By Travis Cohen
By Liz Tracy
By Terrence McCoy
By Morgan Golumbuk
By Ciara LaVelle
By Carolina del Busto
By Michael E. Miller
The plot fares better than Shakespeare's verse, however, as the young actors stumble over the Elizabethan dialogue, often causing puns to fall flat and malapropisms to be mangled. Costuming and make-up oversights result in other problems. For instance, county justice Shallow (Bill Battaglia) proclaims, "I have lived four score years and upward," although you'd never guess his eighty-something years from his youthful face and full head of dark hair. But that's nothing compared to what has become of Falstaff. Describing himself as "in the waist two yards about," Barry pats an unpadded costume that covers a stomach that looks as if it endures regular ab workouts. Given that all the dialogue regarding his great girth remains intact, this fat-free Falstaff cannot be attributed to a new interpretation. (Besides bordering on sacrilege, a thin Falstaff is comedically unsound -- imagine Stan Laurel playing Oliver Hardy's part.) Nor does Barry replace Falstaff's lost pounds with any dramatic weight. His nondescript performance turns the man who dared corrupt a king into a Civil War version of Colonel Klink from Hogan's Heroes. The complexity of Shakespeare's characters and the majesty of his poetry also get short shrift in the festival's production of Romeo and Juliet (1596). For the benefit of those who can't remember their ninth-grade English classes, fourteen-year-old Juliet (Finnerty Steeves) falls in love with Romeo (Cory Baker), the son of her family's archenemies. Shortly after secretly marrying Juliet, Romeo is banished from their Italian hometown of Verona, leading the young couple to pursue a desperate course of action that ultimately brings about, uh, tragedy.
Director Amy London's trimming of the script -- she deletes Juliet's would-be husband Paris's (Bill Battaglia) fatal trip to her tomb -- keeps the production's focus squarely on the passions of the star-crossed lovers, and Baker and Steeves's giddily hormone-charged balcony scene is a treat.

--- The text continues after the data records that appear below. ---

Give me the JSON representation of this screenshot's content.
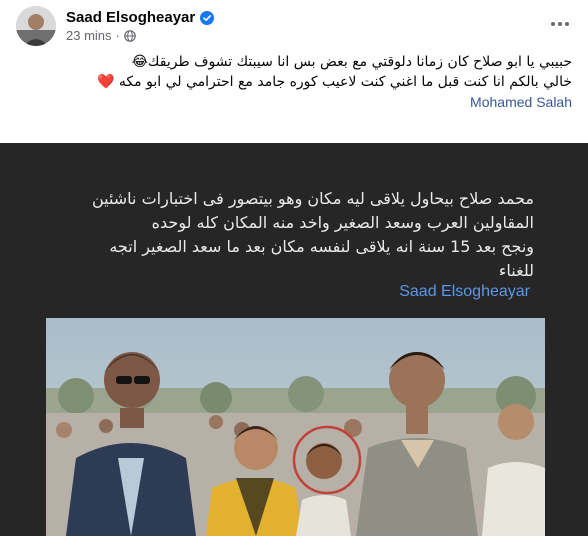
{
  "post": {
    "author": "Saad Elsogheayar",
    "time": "23 mins",
    "meta_separator": "·",
    "caption_lines": [
      "حبيبي يا ابو صلاح  كان زمانا دلوقتي مع بعض  بس انا سيبتك   تشوف طريقك😂",
      "خالي  بالكم انا كنت قبل ما اغني كنت لاعيب كوره جامد مع احترامي لي  ابو مكه ❤️"
    ],
    "mention": "Mohamed Salah"
  },
  "image_overlay": {
    "lines": [
      "محمد صلاح بيحاول يلاقى ليه مكان وهو بيتصور فى اختبارات ناشئين",
      "المقاولين العرب وسعد الصغير واخد منه المكان كله لوحده",
      "ونجح بعد 15 سنة انه يلاقى لنفسه مكان بعد ما سعد الصغير اتجه",
      "للغناء"
    ],
    "author": "Saad Elsogheayar"
  },
  "colors": {
    "background": "#ffffff",
    "link": "#385898",
    "secondary_text": "#65676b",
    "verified_badge": "#1877f2",
    "image_background": "#262626",
    "overlay_text": "#eaeaea",
    "overlay_author": "#5d97e8",
    "highlight_circle": "#c2413a"
  },
  "icons": {
    "verified": "verified-badge-icon",
    "audience": "globe-icon",
    "menu": "more-options-icon"
  }
}
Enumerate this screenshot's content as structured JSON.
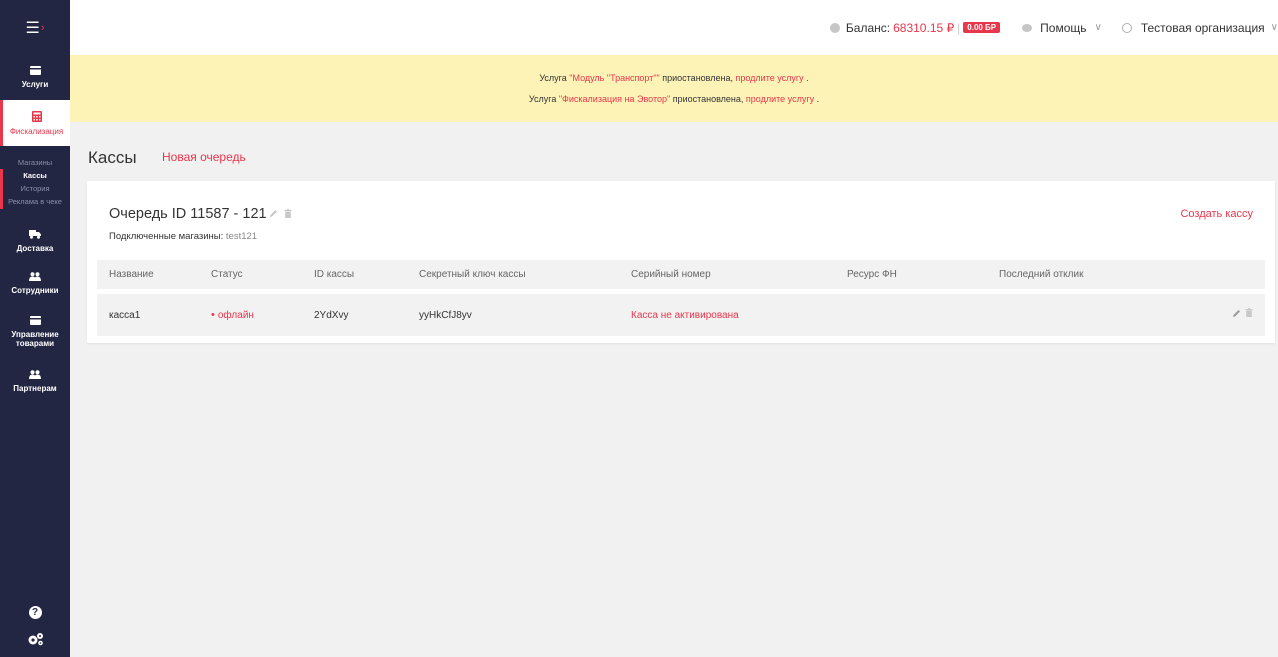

In this age in which teenage girls give birth in secret, a production that underscores the intense fervor of adolescent love and its sometimes horrifying aftermath invests the old classic with new relevance. On the other hand, London's slant and her additional minor cuts create a kind of Verona 90210, and the youthful glow that infuses the production doesn't burn hot enough to stoke its dramatic fires. Thundering with self-pity and falling to the stage in tantrums of denied pleasures, the title characters come across like pampered rich kids, furious over not getting their way.
As the love story moves from mythic toward melodramatic, the minor characters strike the deepest emotional chord. Director-turned-actor Matthew Regan creates a sympathetic Friar Laurence, his well-meaning efforts to help the lovers ultimately turning to heartsick alarm. Similarly, Nell Gwynn and G. Michael McKay replace the usual cold tyranny of Juliet's parents with an understandable can't-reason-with-teenagers exasperation.
The cast, which performs the roles in both plays on alternating nights, once again has trouble finding the meaning and the meter of Shakespeare's verse, something that's even more apparent absent the camouflage of Merry Wives's slapstick. Still, like Regan, London keeps things moving too fast for this Romeo and Juliet's inadequacies to become overwhelming liabilities. Both productions get a boost from their single set (designed by Regan): Uncluttered with furniture, its five exits allow a continuous dramatic flow in front of a painted back wall (designed by David Mah) of rolling green lawns and stately columns. Likewise, Angela Thomas's delightful period costumes for both plays and John Manzelli's impressively realistic and fluid fight choreography in Romeo and Juliet lend a professional air.
The only South Florida company regularly producing the Bard, Florida Playwrights' Theatre has now presented ten of his plays. While the current festival won't satisfy Shakespeare purists, these spirited and accessible offerings should entertain the unversed.
The Merry Wives of Windsor.
Written by William Shakespeare; directed by Matthew Regan; with Len Barry, Nell Gwynn, and Miriam Kulick.
Romeo and Juliet.
Written by William Shakespeare; directed by Amy London; with Cory Baker and Finnerty Steeves. Through September 14. For more information call 954-925-8123 or see "Calendar Listings.